━━ ENTRIES PROVIDED
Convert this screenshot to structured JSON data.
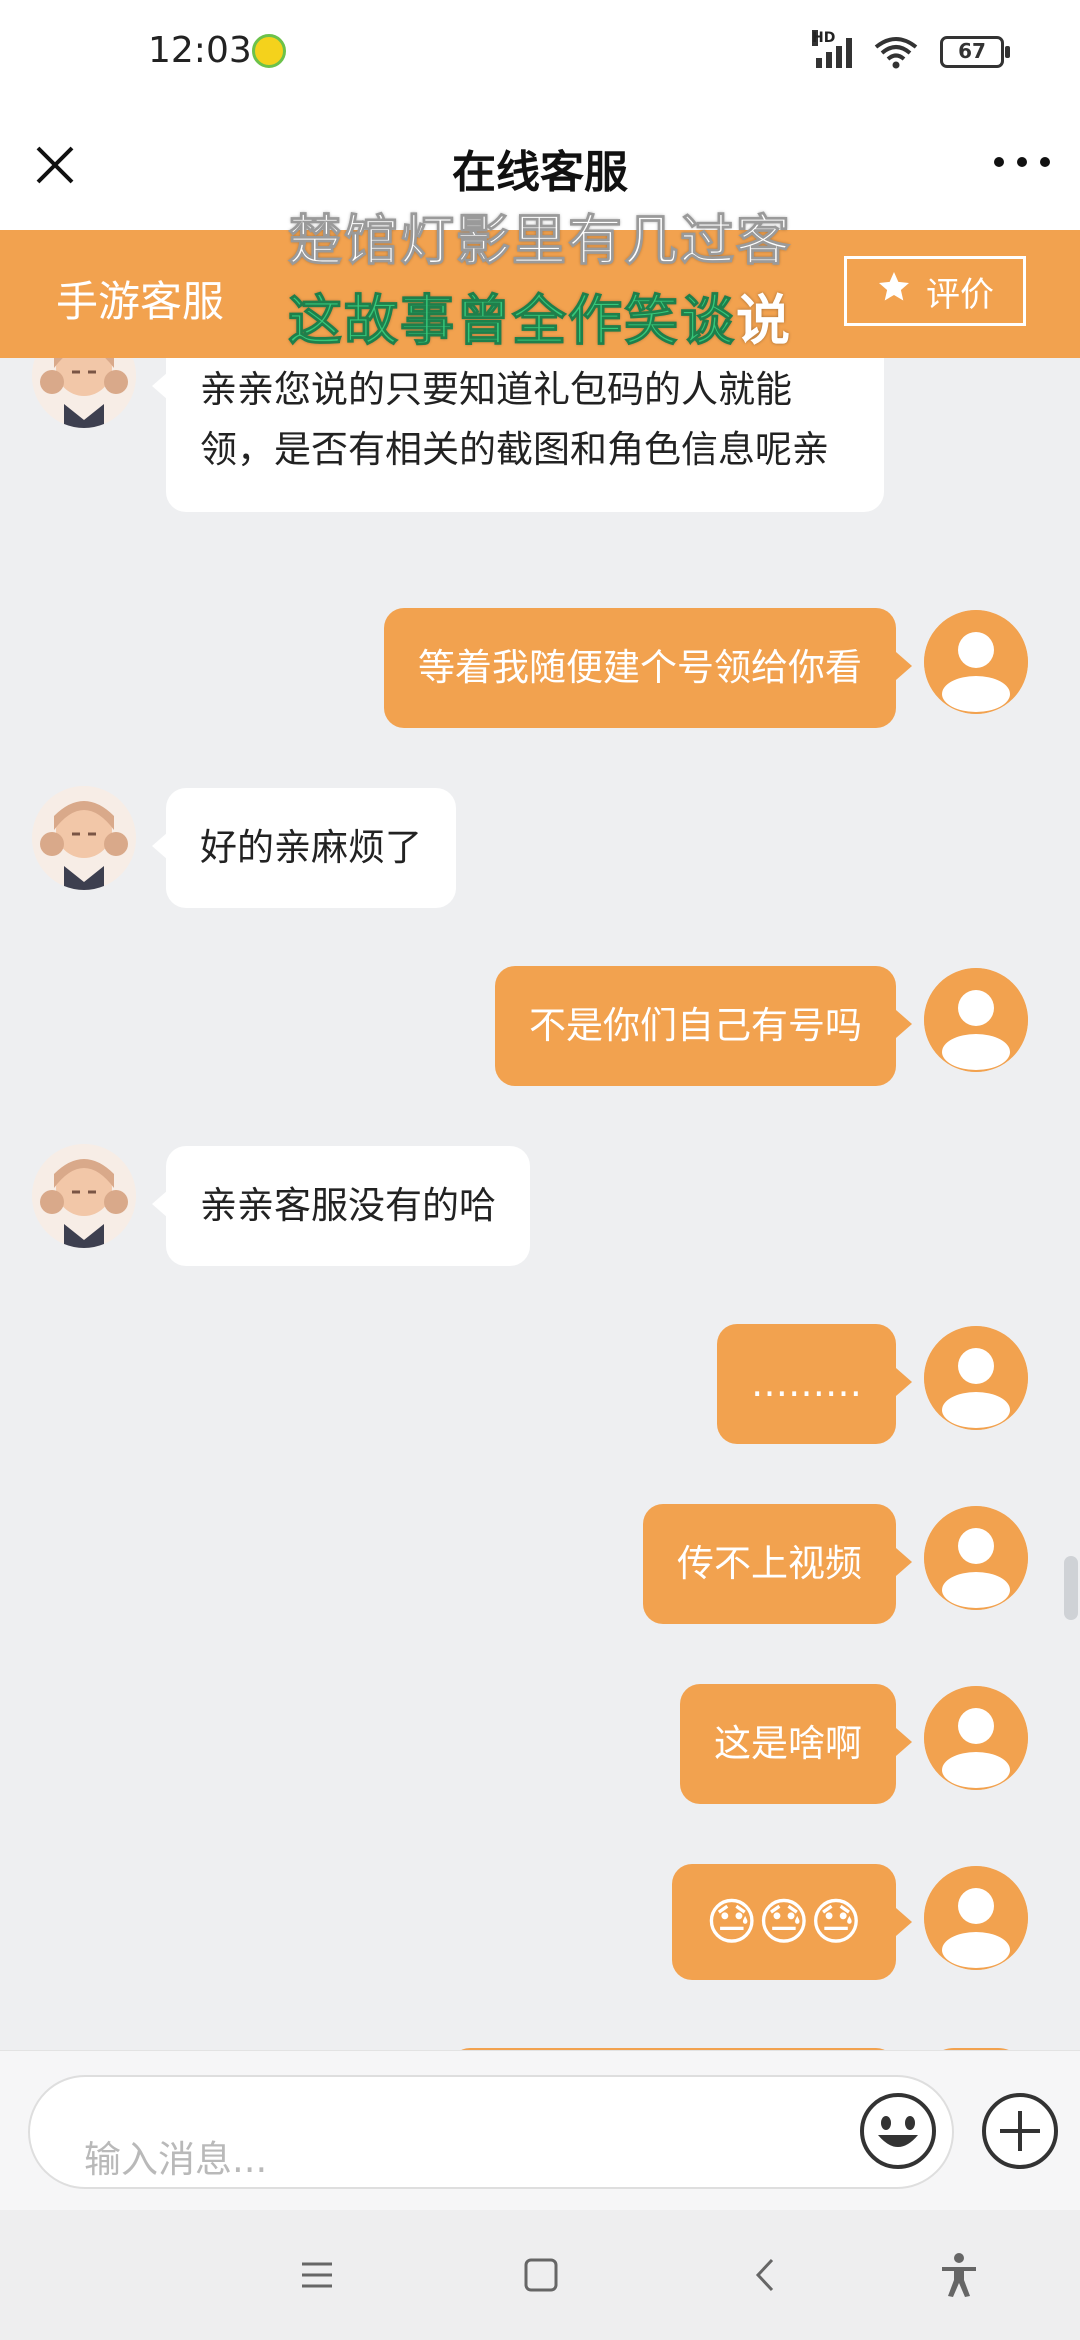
{
  "status_bar": {
    "time": "12:03",
    "network_badge": "HD",
    "battery": "67",
    "icons": [
      "music-app-icon",
      "signal-icon",
      "wifi-icon",
      "battery-icon"
    ]
  },
  "header": {
    "title": "在线客服",
    "close_icon": "close-icon",
    "more_icon": "more-icon"
  },
  "service_bar": {
    "name": "手游客服",
    "rate_label": "评价",
    "rate_icon": "star-icon",
    "background": "#f2a24f"
  },
  "lyrics": {
    "line1": "楚馆灯影里有几过客",
    "line2_highlight": "这故事曾全作笑谈",
    "line2_rest": "说",
    "highlight_color": "#36c97a"
  },
  "messages": [
    {
      "from": "agent",
      "text": "亲亲您说的只要知道礼包码的人就能领，是否有相关的截图和角色信息呢亲"
    },
    {
      "from": "user",
      "text": "等着我随便建个号领给你看"
    },
    {
      "from": "agent",
      "text": "好的亲麻烦了"
    },
    {
      "from": "user",
      "text": "不是你们自己有号吗"
    },
    {
      "from": "agent",
      "text": "亲亲客服没有的哈"
    },
    {
      "from": "user",
      "text": "………"
    },
    {
      "from": "user",
      "text": "传不上视频"
    },
    {
      "from": "user",
      "text": "这是啥啊"
    },
    {
      "from": "user",
      "text": "😓😓😓"
    }
  ],
  "input": {
    "placeholder": "输入消息...",
    "emoji_icon": "emoji-icon",
    "add_icon": "add-icon"
  },
  "nav": {
    "icons": [
      "menu-icon",
      "home-icon",
      "back-icon",
      "accessibility-icon"
    ]
  },
  "colors": {
    "accent": "#f2a24f",
    "background": "#eeeff1",
    "agent_bubble": "#ffffff"
  }
}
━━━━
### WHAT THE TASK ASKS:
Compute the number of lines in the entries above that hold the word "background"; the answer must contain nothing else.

### REPLY:
2